DEFINITION of 'Renewable Term'

A clause in a term insurance contract that allows the beneficiary to extend the coverage term for a set period of time without having to requalify for coverage. A renewable term is contingent on premium payments being up to date, as well as a renewal premium being paid by the beneficiary.

BREAKING DOWN 'Renewable Term'

In the context of a life insurance contract, having a renewable term clause would be beneficial, as future health circumstances are unpredictable. Although the initial premiums are likely to be higher than those of a life insurance contract without a renewable term clause (the insurance company must be compensated for this increase in risk), buying this type of insurance is often in the beneficiary's best interest.

RELATED TERMS
  1. Annual Renewable Term (ART) Insurance

    A form of term life insurance that offers a guarantee of future ...
  2. Term Life Insurance

    A policy with a set duration limit on the coverage period. Once ...
  3. Yearly Renewable Group Term Insurance ...

    A type of insurance policy purchased by employers to cover several ...
  4. Beneficiary Clause

    A beneficiary clause is a provision in a life insurance policy ...
  5. Yearly Renewable Term - YRT

    A one-year term life insurance policy. This type of policy gives ...
  6. Full Reporting Clause

    Full reporting clause is an insurance policy provision requiring ...
Related Articles
  1. Insurance

    Life Insurance Clauses Determine Your Coverage

    Understanding these key parts of your policy will help you to ensure that your family will be covered.
  2. Insurance

    Term Life Insurance: Everything You Need to Know

    Term life insurance is an affordable way to financially protect your loved ones after your death. Here's what you need to know before purchasing a policy.
  3. Insurance

    Life Insurance: How To Get the Most Out Of Your Policy

    There are many benefits to owning a life insurance policy - if you get the right one for you.
  4. Financial Advisor

    Advising FAs: Explaining Life Insurance to a Client

    Life insurance was initially designed to protect the income of families, particularly young families in the wealth accumulation phase, in the event of the head of household's death.
  5. Insurance

    4 Reasons Why Waiting To Buy Life Insurance Is a Bad Idea

    Understand the benefits of applying for and securing life insurance coverage while you are young and healthy, and learn the cost of waiting to get coverage.
  6. Personal Finance

    Why Your Will Needs a 'Titanic Clause'

    If you don't have a Titanic clause in your will and disaster strikes, there's no guarantee that your intended beneficiaries will inherit your assets.
  7. Investing

    What's a Contingent Beneficiary?

    A contingent beneficiary is a person who will receive a payout from a will, trust, life insurance policy or other annuity, based on a specific condition. For an insurance policy, the contingency ...
  8. Retirement

    Who is a Beneficiary?

    A beneficiary is a person or entity that receives funds, assets, property or other benefits from a trust, will, or life insurance policy.
  9. Insurance

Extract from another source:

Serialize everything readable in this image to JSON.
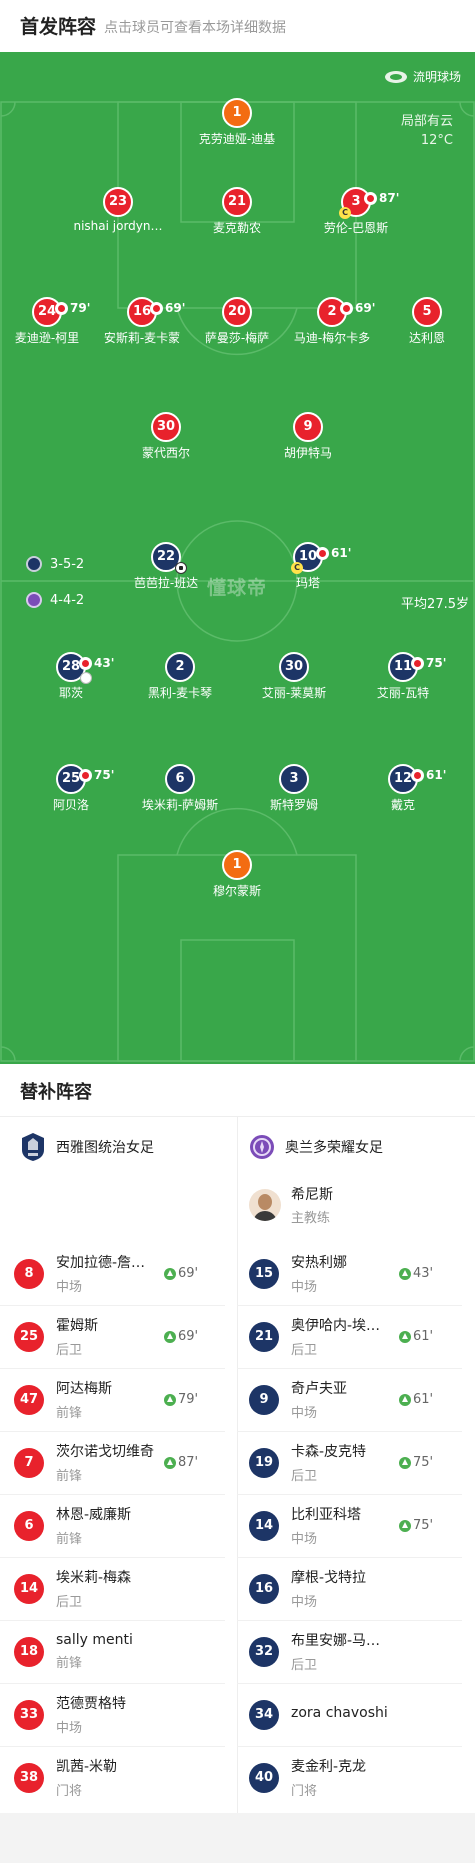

    Life Insurance: putting a Price on Peace of Mind

    Would your death leave loved ones financially stranded? Find out how to ease your mind and keep them protected.
RELATED FAQS
  1. What types of insurance policies have contingent beneficiaries?

    Learn what types of insurance policies use contingent beneficiaries and what conditions must be met for the contingent beneficiary ... Read Answer >>
  2. How are contingent beneficiaries informed of a payout?

    Understand how contingent beneficiaries are made aware of a policy payout, and learn what policy owners can do to ensure ... Read Answer >>
  3. What does U.S. law say about contingent beneficiaries?

    Learn about regulations the United States has on the naming of contingent beneficiaries, the types of contingencies that ... Read Answer >>
  4. If both the primary and contingent beneficiaries are unavailable, what happens to ...

    Understand the difference between primary and contingent beneficiaries and what happens to assets when neither are present ... Read Answer >>
Hot Definitions
  1. Price Elasticity Of Demand

    A measure of the relationship between a change in the quantity demanded of a particular good and a change in its price. Price ...
  2. Market Capitalization

    The total dollar market value of all of a company's outstanding shares. Market capitalization is calculated by multiplying ...
  3. Frexit

    Frexit – short for "French exit" – is a French spinoff of the term Brexit, which emerged when the United Kingdom voted to ...
  4. Stop-Limit Order

    An order placed with a broker that combines the features of stop order with those of a limit order. A stop-limit order will ...
  5. Down Round

    A round of financing where investors purchase stock from a company at a lower valuation than the valuation placed upon the ...
  6. Keynesian Economics

    An economic theory of total spending in the economy and its effects on output and inflation. Keynesian economics was developed ...
Trading Center